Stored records
---

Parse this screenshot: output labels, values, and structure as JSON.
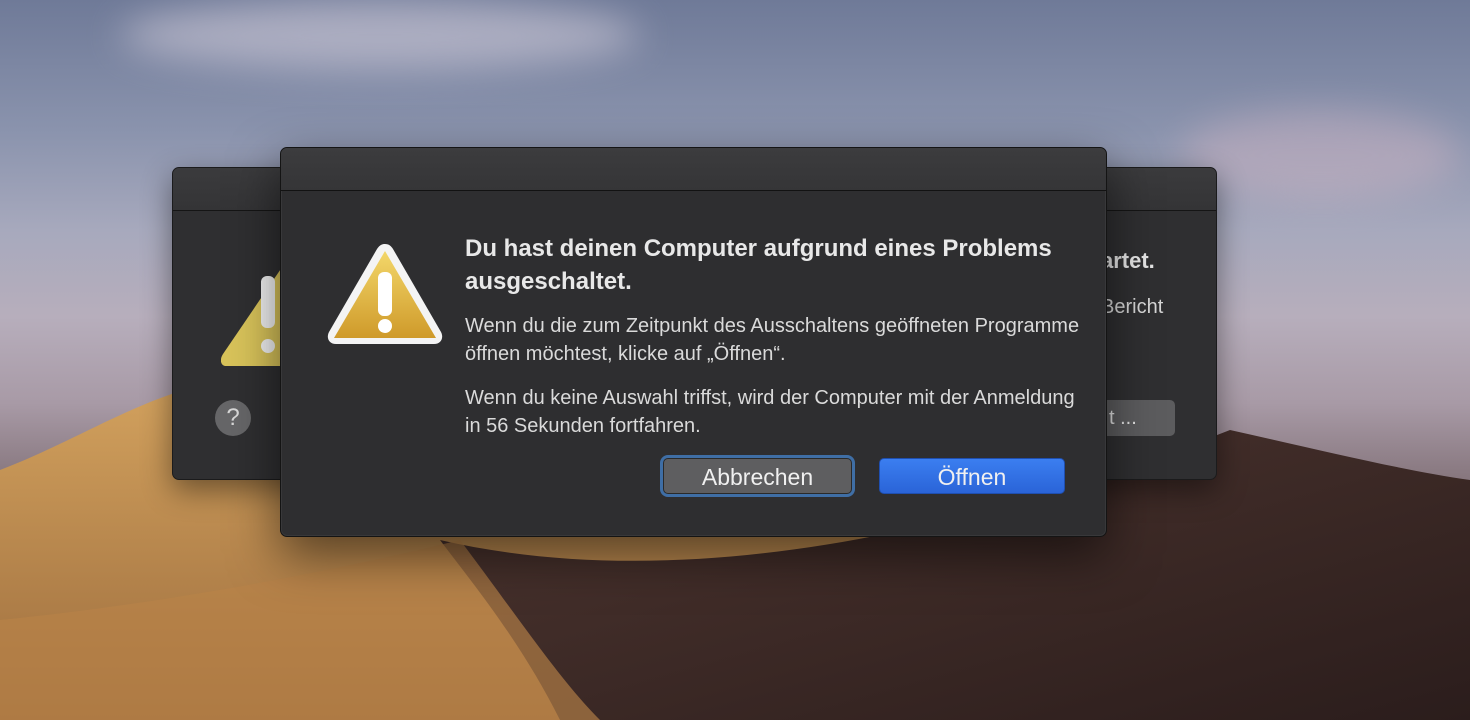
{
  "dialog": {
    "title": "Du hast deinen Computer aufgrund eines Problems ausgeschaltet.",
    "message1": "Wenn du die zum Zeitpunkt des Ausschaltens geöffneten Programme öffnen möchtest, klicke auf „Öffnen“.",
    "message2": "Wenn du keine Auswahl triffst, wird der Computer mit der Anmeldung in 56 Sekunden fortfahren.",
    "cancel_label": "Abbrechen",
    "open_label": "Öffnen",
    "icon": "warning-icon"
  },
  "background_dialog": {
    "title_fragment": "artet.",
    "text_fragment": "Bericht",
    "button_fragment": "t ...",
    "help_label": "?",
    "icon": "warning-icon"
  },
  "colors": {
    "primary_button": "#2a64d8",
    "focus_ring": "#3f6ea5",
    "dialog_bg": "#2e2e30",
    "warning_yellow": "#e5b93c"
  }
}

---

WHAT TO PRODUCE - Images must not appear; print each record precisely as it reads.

TASK RESPONSE -
Parse this screenshot: output labels, values, and structure as JSON.
{
  "dialog": {
    "title": "Du hast deinen Computer aufgrund eines Problems ausgeschaltet.",
    "message1": "Wenn du die zum Zeitpunkt des Ausschaltens geöffneten Programme öffnen möchtest, klicke auf „Öffnen“.",
    "message2": "Wenn du keine Auswahl triffst, wird der Computer mit der Anmeldung in 56 Sekunden fortfahren.",
    "cancel_label": "Abbrechen",
    "open_label": "Öffnen",
    "icon": "warning-icon"
  },
  "background_dialog": {
    "title_fragment": "artet.",
    "text_fragment": "Bericht",
    "button_fragment": "t ...",
    "help_label": "?",
    "icon": "warning-icon"
  },
  "colors": {
    "primary_button": "#2a64d8",
    "focus_ring": "#3f6ea5",
    "dialog_bg": "#2e2e30",
    "warning_yellow": "#e5b93c"
  }
}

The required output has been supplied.